Almost as frequently as you find the life of a war hero, you read about musicians of the same period, often somebody who played with Benny Goodman or Glen Miller. Indeed, Mel Powell, who recently died in Los Angeles aged 75, was due to travel with Glenn Miller and his Army Airforce Orchestra on the latter's fatal flight in December 1944, but was pulled off the plane at the last minute.

I confess I knew nothing of Mel Powell, but this is another service obituary notices perform: they educate. I learn Powell was one of a small group whose influence "was to permeate the music of the next 50 years'. He was "one of the most broadly talented musicians of the century". And, indeed, he seems to have been. He was with Goodman for only five years. After the war he went to Hollywood but found "writing a glissando when the mouse ran up the clock" rather boring. And so, in a remarkable switch, he went to Yale, studied composition under Hindemith, became a full professor and was renowned for his mastery of 12-tone technique; his work was performed in concert halls around the world.

But it is the recent accounts of the life of a lesser, British musician, Syd Lawrence, also a devotee of swing music, that I have found the most enthralling. His great gift as a bandleader was in imitating the style of Miller. He seems to have taken his Miller pastiche to such a high level that the Miller family tried to sue him, unsuccessfully in the event.

His beginnings - born near Chester and playing a cornet in a brass band - chime with my own family background, although there the resemblance ends. After the war he got jobs in London, but he couldn't stand the South East. He returned to Chester and, finding no work as a musician, started selling vacuum cleaners. Then he got into the BBC Northern Dance Orchestra and he was under way again. He was never part of the jazz aristocracy; he learned everything from the gramophone records of famous performers. But he found a niche by creating an orchestra which satisfied nostalgia for the music of the 1940s just when rock'n'roll seemed about to obliterate everything that had gone before.

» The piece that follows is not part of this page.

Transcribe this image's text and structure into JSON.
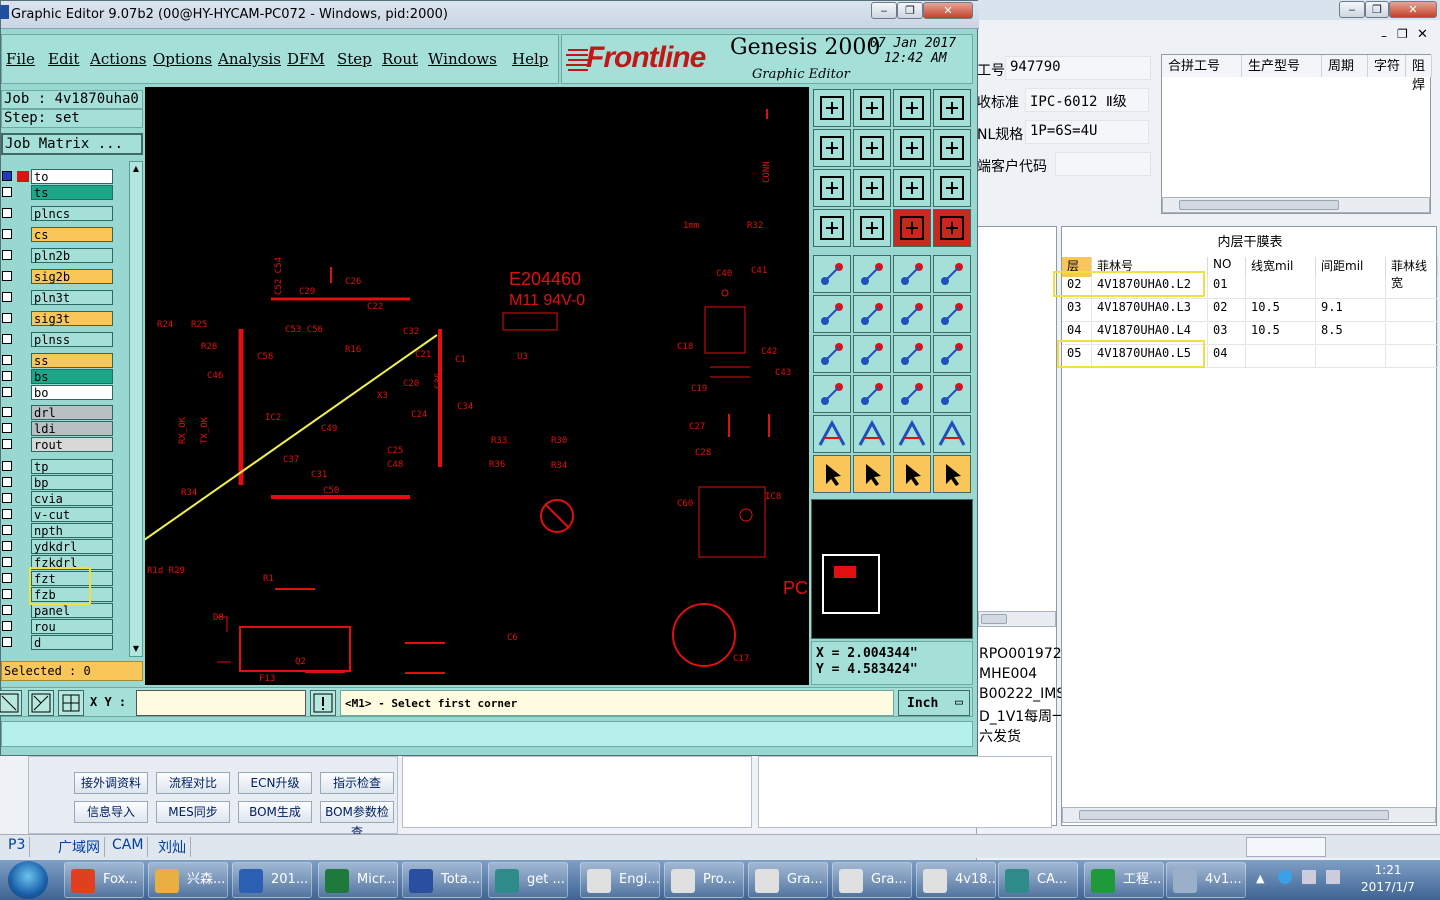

Reading obituaries shows what is possible. In the past two weeks you could have learned what it was like to have started out as the child of Armenian parents living in London. Or to have suddenly found yourself at war. (I ask myself: would I have acquitted myself so well?) Musicians, we learn, can switch genres successfully. And even a life devoted to copying a past master - perhaps painting nothing but Constable-style landscapes - can bring pleasure to a lot of people.